I have been effectively “de-wheeled” for the next couple of days. I took my bike in to Century Cycles over lunch break to assess the problem I noticed yesterday (and a little bit on Sunday) with my gears “slipping.” As I was pedaling, my chain would hesitate, as if there were slack in the chain, and then, in some cases, it would skip down to the gear below the one I was currently in. It happened constantly last night every time I pushed more aggressively on my pedals while climbing some of the hills in my low or middle front rings. It was only in the highest ring (the one with the largest diameter) that my gears seemed to stay in place.

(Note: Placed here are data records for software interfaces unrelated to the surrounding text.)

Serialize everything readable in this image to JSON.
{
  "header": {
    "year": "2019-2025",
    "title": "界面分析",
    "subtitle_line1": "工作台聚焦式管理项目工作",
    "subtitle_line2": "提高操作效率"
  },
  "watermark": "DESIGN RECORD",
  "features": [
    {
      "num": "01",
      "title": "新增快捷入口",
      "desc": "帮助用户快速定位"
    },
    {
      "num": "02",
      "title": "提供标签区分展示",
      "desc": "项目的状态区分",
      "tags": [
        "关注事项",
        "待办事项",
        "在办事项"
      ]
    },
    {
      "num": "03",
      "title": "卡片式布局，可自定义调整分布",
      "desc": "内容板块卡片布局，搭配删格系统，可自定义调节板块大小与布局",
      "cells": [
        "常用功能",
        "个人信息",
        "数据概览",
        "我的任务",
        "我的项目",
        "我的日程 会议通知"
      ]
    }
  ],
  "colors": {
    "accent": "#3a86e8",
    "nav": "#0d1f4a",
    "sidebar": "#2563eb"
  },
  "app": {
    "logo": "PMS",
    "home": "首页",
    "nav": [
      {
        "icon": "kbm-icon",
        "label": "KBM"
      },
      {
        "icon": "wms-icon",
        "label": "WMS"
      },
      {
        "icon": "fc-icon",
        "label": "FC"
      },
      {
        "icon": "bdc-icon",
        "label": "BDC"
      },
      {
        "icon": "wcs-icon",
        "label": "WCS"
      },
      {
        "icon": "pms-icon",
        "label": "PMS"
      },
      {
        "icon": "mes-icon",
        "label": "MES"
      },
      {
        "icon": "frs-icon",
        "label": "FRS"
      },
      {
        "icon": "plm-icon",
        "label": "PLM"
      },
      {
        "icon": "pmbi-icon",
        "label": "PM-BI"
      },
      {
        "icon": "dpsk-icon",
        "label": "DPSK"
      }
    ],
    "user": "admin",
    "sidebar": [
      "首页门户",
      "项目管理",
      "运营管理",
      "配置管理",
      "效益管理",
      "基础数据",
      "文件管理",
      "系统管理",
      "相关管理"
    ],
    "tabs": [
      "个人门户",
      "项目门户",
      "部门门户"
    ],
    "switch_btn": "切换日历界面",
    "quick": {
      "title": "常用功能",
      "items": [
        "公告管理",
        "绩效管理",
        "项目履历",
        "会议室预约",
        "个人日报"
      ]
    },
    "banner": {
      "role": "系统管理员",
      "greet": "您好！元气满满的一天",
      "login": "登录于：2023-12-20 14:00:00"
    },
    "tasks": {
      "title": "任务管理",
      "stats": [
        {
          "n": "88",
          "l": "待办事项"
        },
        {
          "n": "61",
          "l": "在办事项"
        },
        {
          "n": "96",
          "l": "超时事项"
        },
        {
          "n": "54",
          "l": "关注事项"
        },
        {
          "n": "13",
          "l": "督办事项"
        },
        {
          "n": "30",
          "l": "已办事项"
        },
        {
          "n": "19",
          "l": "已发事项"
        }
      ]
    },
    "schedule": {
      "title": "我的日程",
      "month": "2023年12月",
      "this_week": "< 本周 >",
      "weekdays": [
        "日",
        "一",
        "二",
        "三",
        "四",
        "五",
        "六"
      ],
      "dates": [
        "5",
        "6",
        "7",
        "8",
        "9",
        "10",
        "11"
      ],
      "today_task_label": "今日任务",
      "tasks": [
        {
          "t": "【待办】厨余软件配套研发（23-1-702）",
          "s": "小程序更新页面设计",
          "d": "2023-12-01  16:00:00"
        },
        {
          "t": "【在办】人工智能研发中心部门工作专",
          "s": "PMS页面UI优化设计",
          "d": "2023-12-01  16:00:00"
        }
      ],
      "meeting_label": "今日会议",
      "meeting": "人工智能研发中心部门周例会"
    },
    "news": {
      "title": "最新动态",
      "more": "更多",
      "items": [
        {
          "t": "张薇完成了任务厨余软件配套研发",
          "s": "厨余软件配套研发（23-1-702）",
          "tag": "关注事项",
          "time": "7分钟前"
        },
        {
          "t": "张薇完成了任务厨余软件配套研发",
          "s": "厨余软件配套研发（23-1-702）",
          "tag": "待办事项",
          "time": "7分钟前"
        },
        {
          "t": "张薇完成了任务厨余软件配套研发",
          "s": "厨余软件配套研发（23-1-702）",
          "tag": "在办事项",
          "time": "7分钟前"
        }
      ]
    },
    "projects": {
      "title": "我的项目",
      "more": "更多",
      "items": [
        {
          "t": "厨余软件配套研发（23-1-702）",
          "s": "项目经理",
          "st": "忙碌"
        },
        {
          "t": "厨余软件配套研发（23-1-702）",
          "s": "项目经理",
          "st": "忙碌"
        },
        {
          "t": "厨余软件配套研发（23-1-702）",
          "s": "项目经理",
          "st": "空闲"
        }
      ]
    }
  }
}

One of the gentlemen in my bike club suggested I needed a new chain and, in fact, performed a test on my chain with some tool he had. Unfortunately, the test was inconclusive because he wasn’t sure he was reading the tool correctly. This same tool was brought out at Century Cycles and they assessed that, yes, I need not only a new chain but a new gear cassette in the back. $80 for the gear cassette and $28 for a new chain. Plus, since I can’t install these things myself, they have my bike until Saturday, which, they promised would be the very latest day they would have my bike.
“Man,” I remarked to the mechanic at Century Cycles, “these bikes sure require a lot of maintenance!”

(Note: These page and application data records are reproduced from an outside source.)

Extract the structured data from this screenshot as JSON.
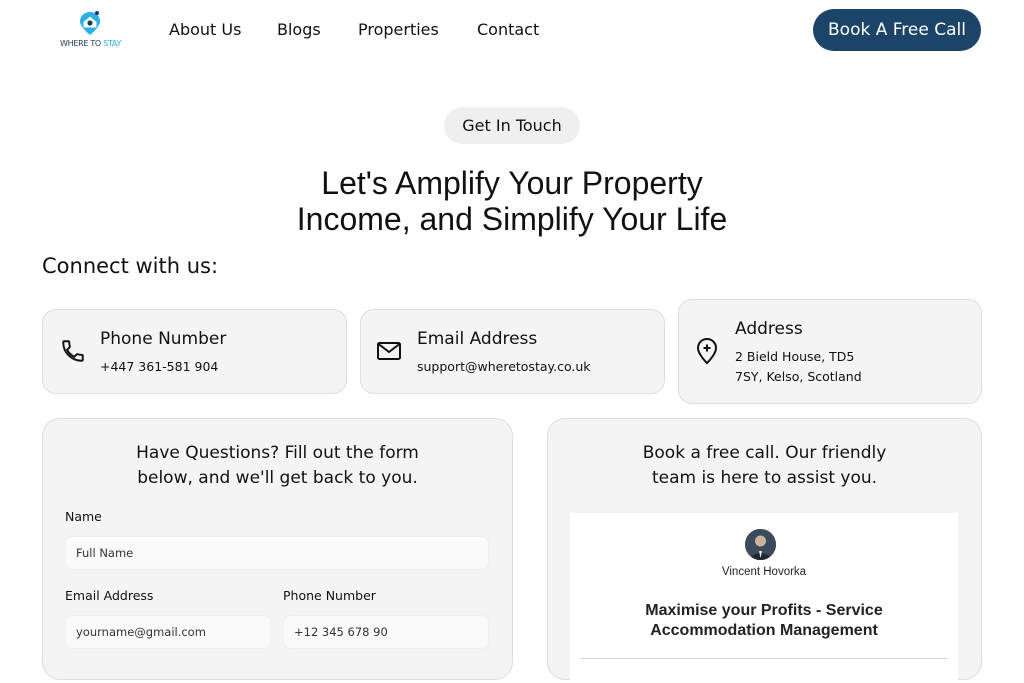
{
  "nav": {
    "logo_text_1": "WHERE TO ",
    "logo_text_2": "STAY",
    "links": [
      "About Us",
      "Blogs",
      "Properties",
      "Contact"
    ],
    "cta": "Book A Free Call"
  },
  "hero": {
    "pill": "Get In Touch",
    "title_line1": "Let's Amplify Your Property",
    "title_line2": "Income, and Simplify Your Life"
  },
  "connect_heading": "Connect with us:",
  "contact_cards": {
    "phone": {
      "title": "Phone Number",
      "value": "+447 361-581 904",
      "icon": "phone-icon"
    },
    "email": {
      "title": "Email Address",
      "value": "support@wheretostay.co.uk",
      "icon": "mail-icon"
    },
    "address": {
      "title": "Address",
      "line1": "2 Bield House, TD5",
      "line2": "7SY, Kelso, Scotland",
      "icon": "location-pin-icon"
    }
  },
  "form": {
    "heading_line1": "Have Questions? Fill out the form",
    "heading_line2": "below, and we'll get back to you.",
    "name_label": "Name",
    "name_placeholder": "Full Name",
    "email_label": "Email Address",
    "email_placeholder": "yourname@gmail.com",
    "phone_label": "Phone Number",
    "phone_placeholder": "+12 345 678 90"
  },
  "booking": {
    "heading_line1": "Book a free call. Our friendly",
    "heading_line2": "team is here to assist you.",
    "host_name": "Vincent Hovorka",
    "event_title": "Maximise your Profits - Service Accommodation Management"
  },
  "colors": {
    "brand_navy": "#1b4468",
    "logo_blue": "#2bb0e6",
    "card_bg": "#f4f4f4"
  }
}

Said Century Cycles mechanic, “Yeah, and we usually don’t tell people about the parts that need regular replacement because most people don’t ride them the miles that you do where this would ever become an issue.”
I’m assuming by that he means most people who come into Century Cycles buying a bike; most of the people in my bike club ride their bikes as hard and as often as I do. I guess we’re the weird minority.
Anyway, as I look sadly at my duffel bag containing my bike clothes that I was going to wear on tonight’s club ride, I reflect sadly that I should have taken my bike in for a tune up while I was on vacation. Now, as my legs are healed, I’m just itching to ride! Two whole days without my bike–whatever will I do with myself? (Forgetting earlier blog entry…)
Well, I do have my hybrid still, which I was planning to ride to church on Sunday like a good, environmentally-conscience Unitarian Universalist. I suppose I could ride it on one of my shorter routes if I’m jonesing for a bike ride. I have a feeling, though, I’ll really be depressed by its lack lustre speed and its all too comfortable positioning. It’s going to feel like I’m sitting on pillows with that cushy seat. I can’t have all this comfort stuff when I’m trying to exercise.
Or maybe someone will offer to take me for a spin on a tandem on one of these evenings before he leaves for a trip to Utah. *hint, hint* No, really, I’m not using anyone for their bike… I swear!
PARTS I’VE BOUGHT FOR OR REPLACED ON MY BIKE IN THE PAST YEAR:
Miles in terms of total lifetime use of the bike. I’ve had my Giant since 2006 and have ridden it a total of approximately 5,000 miles.
- Front & back brake pads, approx. $15 each (at approx. 4,000 miles or 2 years)
- Front & back tires, approx. $50 each (at approx. 3,000 miles or 1.5 years)
- Added a new water bottle cage so I wouldn’t have to wear my hydropack on shorter rides or registered tours with rest stops, approx. $15
- Bought back rack and trunk pack for commuter use (or registered tours where the weather may change multiple times during the ride and thus requires lugging lots of different clothing), totaling approx. $100.
- New seat/saddle, Terry Liberator, approx. $80.
- Gloves (need these every year as they wear fast), $20
This does not include all of the cycling attire I’ve bought in the last year, including club jerseys and shorts.
AND, I’m thinking about buying a new set of clipless pedals… Not sure I like these SPDs and would like to try Speedplay FROGS or something else that positions my foot better so that my knees aren’t so askew to the bike.
With the new pedals, I wanted to buy bike sandles for summer wear and airing of my stinky toes. (You have to buy them special so that the clip for the pedals can be installed. You can’t just use any old shoe.)
Hobbies are expensive. I could write another list detailing all the SKI equipment I’ve bought in the last year… GW can’t complain that I’m not contributing to the economy!